MAY 17 Blogger Robert Mann writes about the LSU Board's refusal to allow Dr. Fred Cerise to testify before the legislature about Gov. Jindal's plan to close down all the state's charity hospitals and dump the poor on the private system. It's hard to imagine anyone more qualified than Cerise to testify about that, so why would anyone try to prevent him doing so? Mann thinks it is because the powers that be aren't interested in hearing any truth about the plan.

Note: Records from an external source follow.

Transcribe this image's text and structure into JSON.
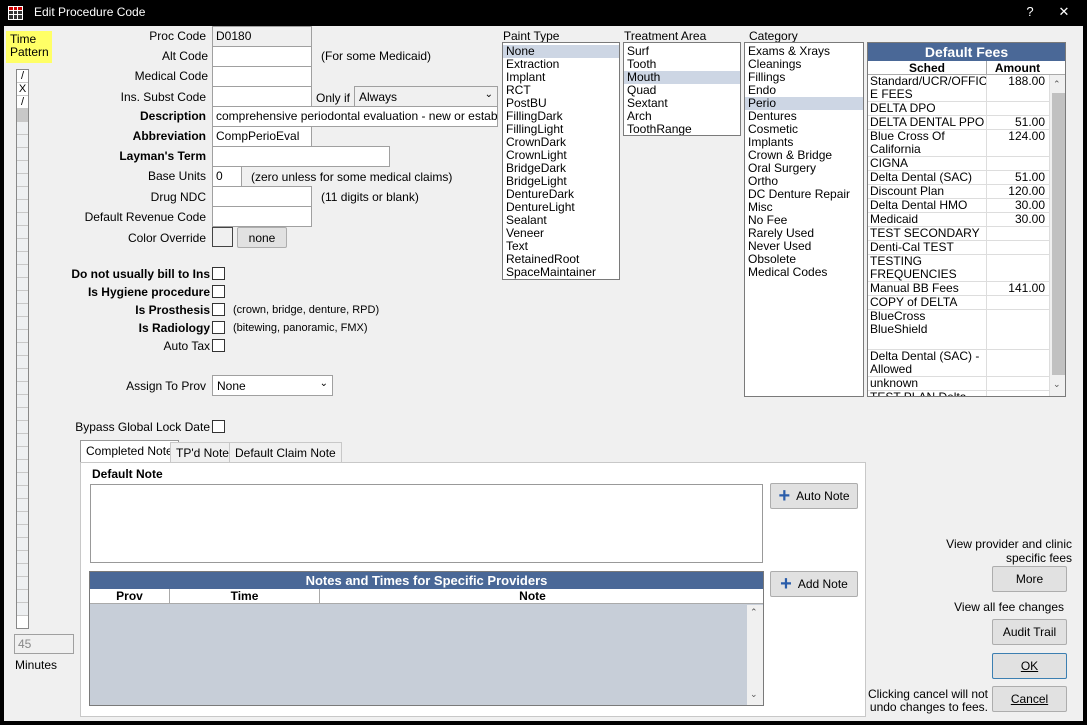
{
  "window": {
    "title": "Edit Procedure Code",
    "help_label": "?",
    "close_label": "✕"
  },
  "time_pattern": {
    "label": "Time\nPattern",
    "cells": [
      "/",
      "X",
      "/"
    ],
    "minutes_value": "45",
    "minutes_label": "Minutes"
  },
  "fields": {
    "proc_code": {
      "label": "Proc Code",
      "value": "D0180"
    },
    "alt_code": {
      "label": "Alt Code",
      "value": "",
      "hint": "(For some Medicaid)"
    },
    "medical_code": {
      "label": "Medical Code",
      "value": ""
    },
    "ins_subst_code": {
      "label": "Ins. Subst Code",
      "value": "",
      "only_if_label": "Only if",
      "only_if_value": "Always"
    },
    "description": {
      "label": "Description",
      "value": "comprehensive periodontal evaluation - new or established p"
    },
    "abbreviation": {
      "label": "Abbreviation",
      "value": "CompPerioEval"
    },
    "laymans_term": {
      "label": "Layman's Term",
      "value": ""
    },
    "base_units": {
      "label": "Base Units",
      "value": "0",
      "hint": "(zero unless for some medical claims)"
    },
    "drug_ndc": {
      "label": "Drug NDC",
      "value": "",
      "hint": "(11 digits or blank)"
    },
    "default_revenue_code": {
      "label": "Default Revenue Code",
      "value": ""
    },
    "color_override": {
      "label": "Color Override",
      "button": "none"
    }
  },
  "checks": {
    "no_bill_ins": {
      "label": "Do not usually bill to Ins"
    },
    "hygiene": {
      "label": "Is Hygiene procedure"
    },
    "prosthesis": {
      "label": "Is Prosthesis",
      "hint": "(crown, bridge, denture, RPD)"
    },
    "radiology": {
      "label": "Is Radiology",
      "hint": "(bitewing, panoramic, FMX)"
    },
    "auto_tax": {
      "label": "Auto Tax"
    },
    "bypass_lock": {
      "label": "Bypass Global Lock Date"
    }
  },
  "assign_to_prov": {
    "label": "Assign To Prov",
    "value": "None"
  },
  "paint_type": {
    "label": "Paint Type",
    "selected": "None",
    "items": [
      "None",
      "Extraction",
      "Implant",
      "RCT",
      "PostBU",
      "FillingDark",
      "FillingLight",
      "CrownDark",
      "CrownLight",
      "BridgeDark",
      "BridgeLight",
      "DentureDark",
      "DentureLight",
      "Sealant",
      "Veneer",
      "Text",
      "RetainedRoot",
      "SpaceMaintainer"
    ]
  },
  "treatment_area": {
    "label": "Treatment Area",
    "selected": "Mouth",
    "items": [
      "Surf",
      "Tooth",
      "Mouth",
      "Quad",
      "Sextant",
      "Arch",
      "ToothRange"
    ]
  },
  "category": {
    "label": "Category",
    "selected": "Perio",
    "items": [
      "Exams & Xrays",
      "Cleanings",
      "Fillings",
      "Endo",
      "Perio",
      "Dentures",
      "Cosmetic",
      "Implants",
      "Crown & Bridge",
      "Oral Surgery",
      "Ortho",
      "DC Denture Repair",
      "Misc",
      "No Fee",
      "Rarely Used",
      "Never Used",
      "Obsolete",
      "Medical Codes"
    ]
  },
  "default_fees": {
    "title": "Default Fees",
    "col_sched": "Sched",
    "col_amount": "Amount",
    "rows": [
      {
        "sched": "Standard/UCR/OFFIC\nE FEES",
        "amount": "188.00",
        "lines": 2
      },
      {
        "sched": "DELTA DPO",
        "amount": "",
        "lines": 1
      },
      {
        "sched": "DELTA DENTAL PPO",
        "amount": "51.00",
        "lines": 1
      },
      {
        "sched": "Blue Cross Of\nCalifornia",
        "amount": "124.00",
        "lines": 2
      },
      {
        "sched": "CIGNA",
        "amount": "",
        "lines": 1
      },
      {
        "sched": "Delta Dental (SAC)",
        "amount": "51.00",
        "lines": 1
      },
      {
        "sched": "Discount Plan",
        "amount": "120.00",
        "lines": 1
      },
      {
        "sched": "Delta Dental HMO",
        "amount": "30.00",
        "lines": 1
      },
      {
        "sched": "Medicaid",
        "amount": "30.00",
        "lines": 1
      },
      {
        "sched": "TEST SECONDARY",
        "amount": "",
        "lines": 1
      },
      {
        "sched": "Denti-Cal TEST",
        "amount": "",
        "lines": 1
      },
      {
        "sched": "TESTING\nFREQUENCIES",
        "amount": "",
        "lines": 2
      },
      {
        "sched": "Manual BB Fees",
        "amount": "141.00",
        "lines": 1
      },
      {
        "sched": "COPY of DELTA DPO",
        "amount": "",
        "lines": 1
      },
      {
        "sched": "BlueCross BlueShield",
        "amount": "",
        "lines": 3
      },
      {
        "sched": "Delta Dental (SAC) -\nAllowed",
        "amount": "",
        "lines": 2
      },
      {
        "sched": "unknown",
        "amount": "",
        "lines": 1
      },
      {
        "sched": "TEST PLAN Delta",
        "amount": "",
        "lines": 1
      }
    ]
  },
  "notes": {
    "tabs": [
      "Completed Note",
      "TP'd Note",
      "Default Claim Note"
    ],
    "default_note_label": "Default Note",
    "default_note_value": "",
    "auto_note_button": "Auto Note",
    "add_note_button": "Add Note",
    "providers_title": "Notes and Times for Specific Providers",
    "col_prov": "Prov",
    "col_time": "Time",
    "col_note": "Note"
  },
  "right_actions": {
    "view_provider_text": "View provider and clinic\nspecific fees",
    "more_button": "More",
    "view_fee_changes_text": "View all fee changes",
    "audit_trail_button": "Audit Trail",
    "ok_button": "OK",
    "cancel_note": "Clicking cancel will not\nundo changes to fees.",
    "cancel_button": "Cancel"
  },
  "colors": {
    "grid_header": "#4a6897",
    "selection": "#cdd6e4",
    "time_pattern_highlight": "#ffff66"
  }
}
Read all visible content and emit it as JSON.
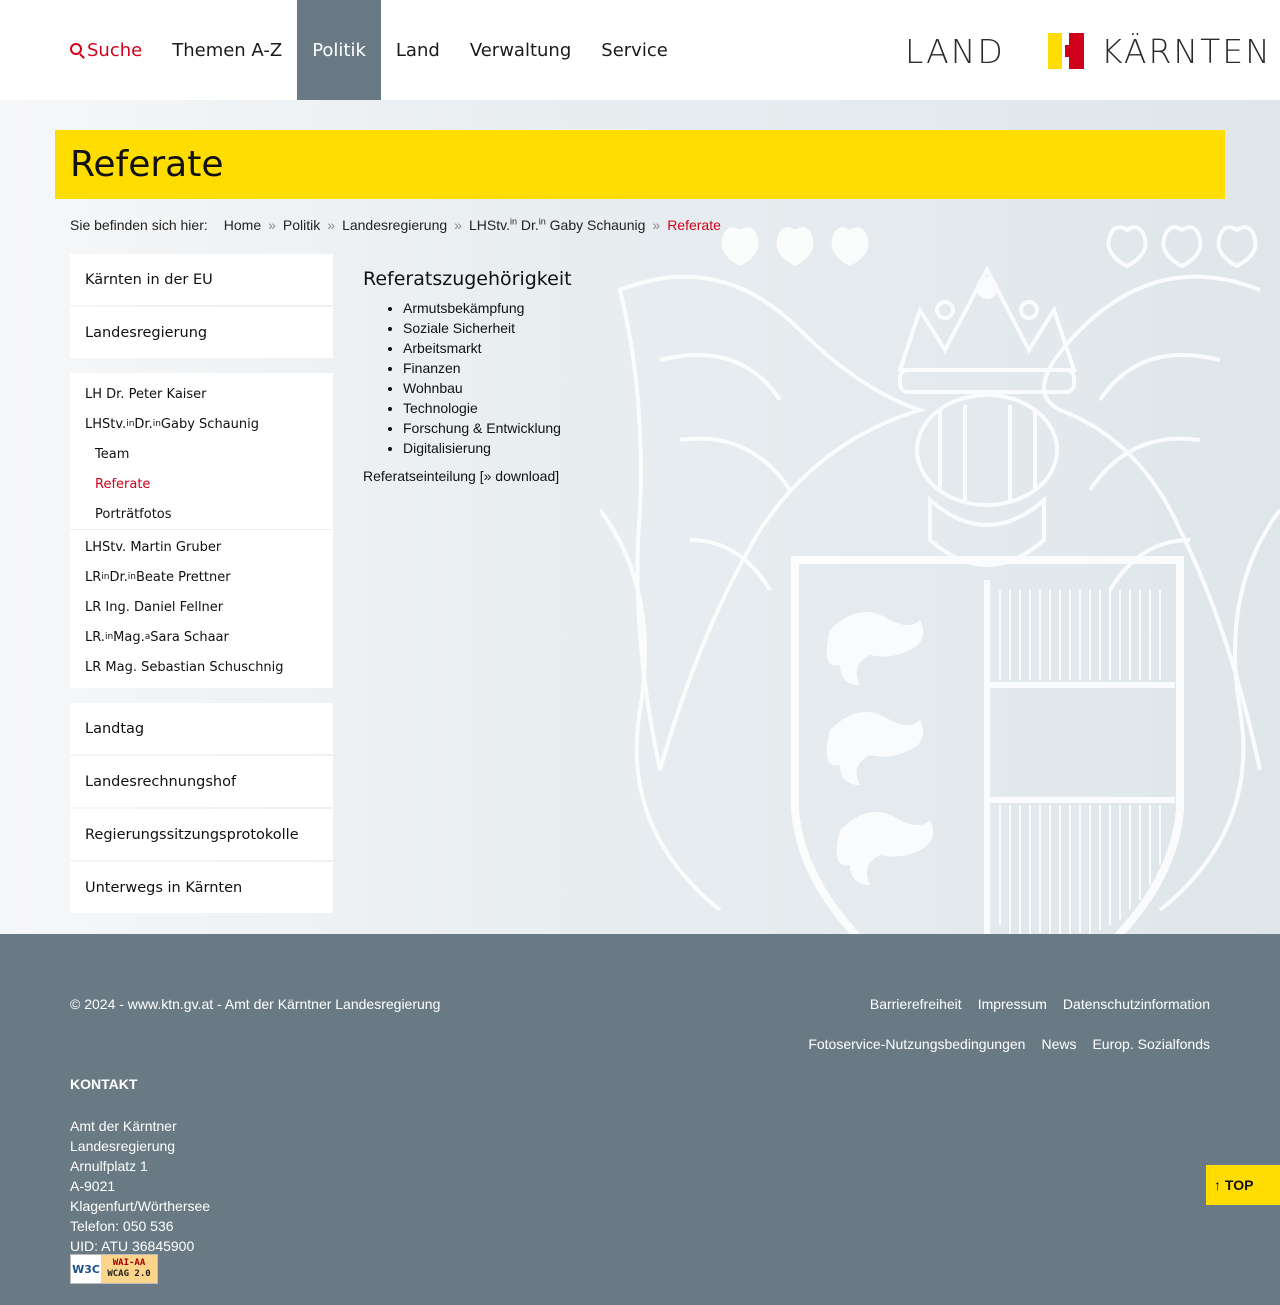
{
  "nav": {
    "search_label": "Suche",
    "items": [
      "Themen A-Z",
      "Politik",
      "Land",
      "Verwaltung",
      "Service"
    ],
    "active": "Politik"
  },
  "logo": {
    "left": "LAND",
    "right": "KÄRNTEN"
  },
  "page": {
    "title": "Referate"
  },
  "breadcrumb": {
    "lead": "Sie befinden sich hier:",
    "items": [
      "Home",
      "Politik",
      "Landesregierung"
    ],
    "person_prefix": "LHStv.",
    "person_sup1": "in",
    "person_mid": " Dr.",
    "person_sup2": "in",
    "person_name": " Gaby Schaunig",
    "current": "Referate"
  },
  "sidebar": {
    "top_items": [
      "Kärnten in der EU",
      "Landesregierung"
    ],
    "sub_items": {
      "kaiser": "LH Dr. Peter Kaiser",
      "schaunig_a": "LHStv.",
      "schaunig_sup1": "in",
      "schaunig_b": " Dr.",
      "schaunig_sup2": "in",
      "schaunig_c": " Gaby Schaunig",
      "team": "Team",
      "referate": "Referate",
      "portraet": "Porträtfotos",
      "gruber": "LHStv. Martin Gruber",
      "prettner_a": "LR",
      "prettner_sup1": "in",
      "prettner_b": " Dr.",
      "prettner_sup2": "in",
      "prettner_c": " Beate Prettner",
      "fellner": "LR Ing. Daniel Fellner",
      "schaar_a": "LR.",
      "schaar_sup1": "in",
      "schaar_b": " Mag.",
      "schaar_sup2": "a",
      "schaar_c": " Sara Schaar",
      "schuschnig": "LR Mag. Sebastian Schuschnig"
    },
    "bottom_items": [
      "Landtag",
      "Landesrechnungshof",
      "Regierungssitzungsprotokolle",
      "Unterwegs in Kärnten"
    ]
  },
  "content": {
    "heading": "Referatszugehörigkeit",
    "list": [
      "Armutsbekämpfung",
      "Soziale Sicherheit",
      "Arbeitsmarkt",
      "Finanzen",
      "Wohnbau",
      "Technologie",
      "Forschung & Entwicklung",
      "Digitalisierung"
    ],
    "download_text": "Referatseinteilung [» download]"
  },
  "footer": {
    "copyright": "© 2024 - www.ktn.gv.at - Amt der Kärntner Landesregierung",
    "links_row1": [
      "Barrierefreiheit",
      "Impressum",
      "Datenschutzinformation"
    ],
    "links_row2": [
      "Fotoservice-Nutzungsbedingungen",
      "News",
      "Europ. Sozialfonds"
    ],
    "kontakt_heading": "KONTAKT",
    "address": [
      "Amt der Kärntner",
      "Landesregierung",
      "Arnulfplatz 1",
      "A-9021",
      "Klagenfurt/Wörthersee",
      "Telefon: 050 536",
      "UID: ATU 36845900"
    ],
    "badge": {
      "left": "W3C",
      "line1": "WAI-AA",
      "line2": "WCAG 2.0"
    }
  },
  "top_button": "↑ TOP",
  "colors": {
    "accent_yellow": "#ffdd00",
    "accent_red": "#d0021b",
    "footer_bg": "#6a7a84"
  }
}
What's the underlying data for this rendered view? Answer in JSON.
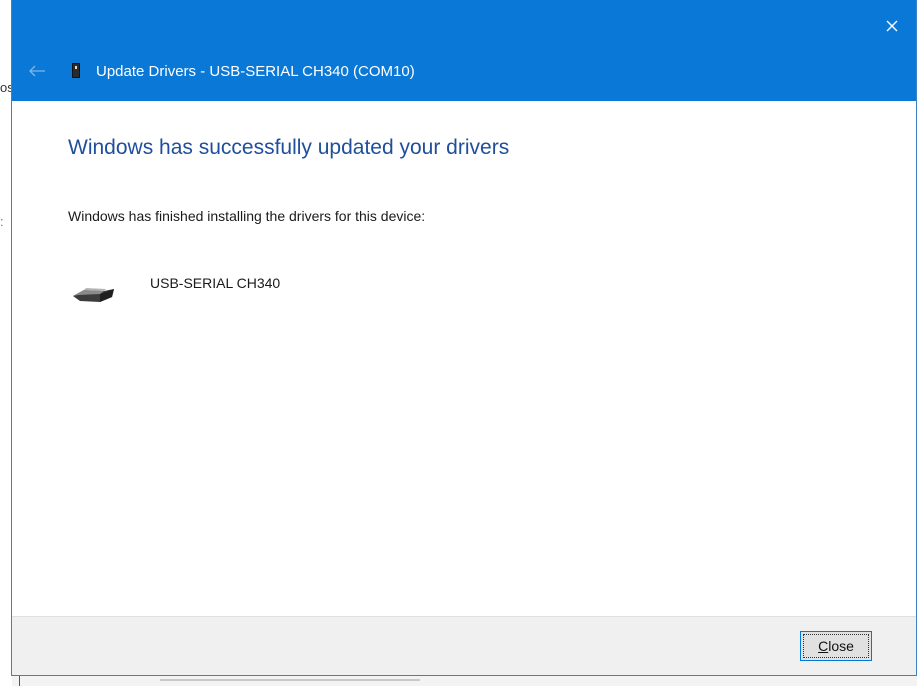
{
  "background": {
    "fragment_1": "os",
    "fragment_2": ":"
  },
  "dialog": {
    "title": "Update Drivers - USB-SERIAL CH340 (COM10)",
    "heading": "Windows has successfully updated your drivers",
    "message": "Windows has finished installing the drivers for this device:",
    "device_name": "USB-SERIAL CH340",
    "close_button": {
      "mnemonic": "C",
      "rest": "lose"
    }
  },
  "colors": {
    "titlebar": "#0a78d7",
    "heading": "#1f4f9c",
    "button_border": "#0078d7"
  },
  "icons": {
    "window_close": "close-icon",
    "back": "back-arrow-icon",
    "device_small": "usb-device-icon",
    "device_large": "usb-serial-device-icon"
  }
}
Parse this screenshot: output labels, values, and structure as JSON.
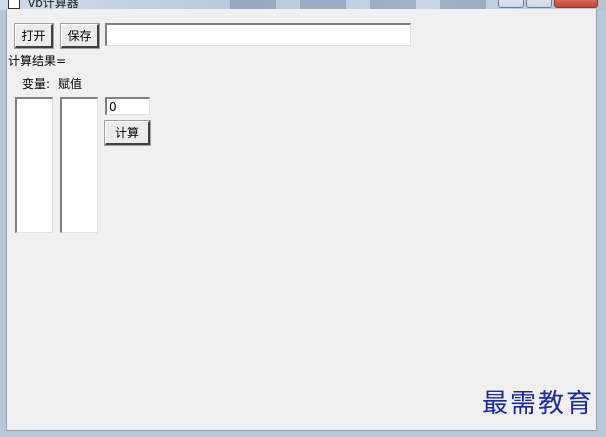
{
  "window": {
    "title": "vb计算器"
  },
  "toolbar": {
    "open_label": "打开",
    "save_label": "保存",
    "path_value": ""
  },
  "result": {
    "label": "计算结果="
  },
  "headers": {
    "variable": "变量:",
    "assign": "赋值"
  },
  "lists": {
    "variables": [],
    "values": []
  },
  "value_input": {
    "value": "0"
  },
  "calc_button": {
    "label": "计算"
  },
  "watermark": {
    "text": "最需教育"
  }
}
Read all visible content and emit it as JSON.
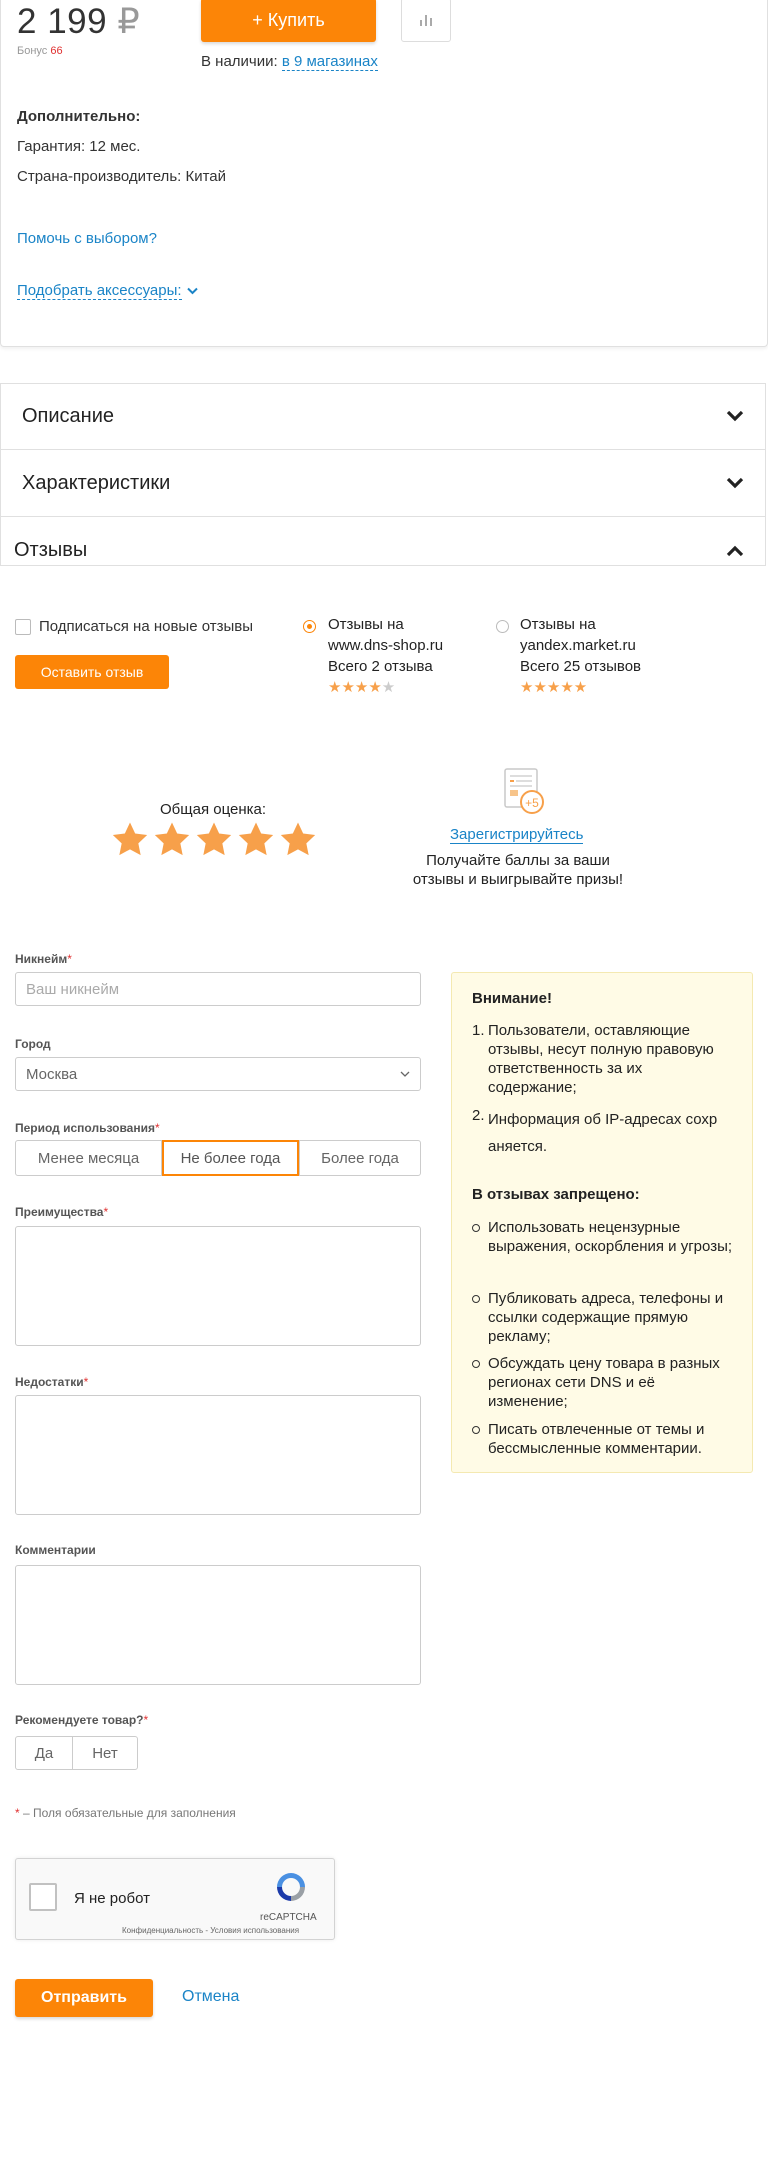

MAY 17 This post on the Louisiana Sinkhole Bugle, a blog that notes developments in the Bayou Corne and Jefferson Island salt domes, talks about a proposed expansion of the salt dome storage under Lake Peigneur in Iberia Parish. Residents are working against it for several reasons, including two biggies: the sinkhole disaster in Bayou Corne and the continuing, unexplained bubbling on the surface of the Lake.
MAY 17 NOLA police arrested more people Thursday accused of either being involved in the Mother's Day shooting or hiding the suspect afterward, this Gambit story reports. The NOLA police chief said he suspects the whole thing was gang-related and throws out a challenge to the gangs: he's got informants now, he says, and he knows a lot more than the gangs want him to know. The people who live in the neighborhoods terrorized by gangs are ready to talk, he says.
David Calhoun and Elizabeth “EB” Brooks are the first two employees of Lafayette Central Park Inc., the nonprofit charged with turning Lafayette Consolidated Government’s 100-acre Johnston Street Horse Farm property into a passive public park. Calhoun was named executive director, and Brooks is director of planning and design.
Is it a crime for citizens to photograph, video, or take notes of a police officer in the line of duty, or a right protected by the First Amendment of the U.S. Constitution? Locally, such activity, as witnessed recently, will at the very least result in a night spent behind bars.
Episcopal School of Acadiana’s Dr. Joshua Caffery, chair of the school’s English Department, is headed to Washington, D.C., and the Library of Congress as the latest winner of the Alan Lomax Fellowship in Folklife Studies.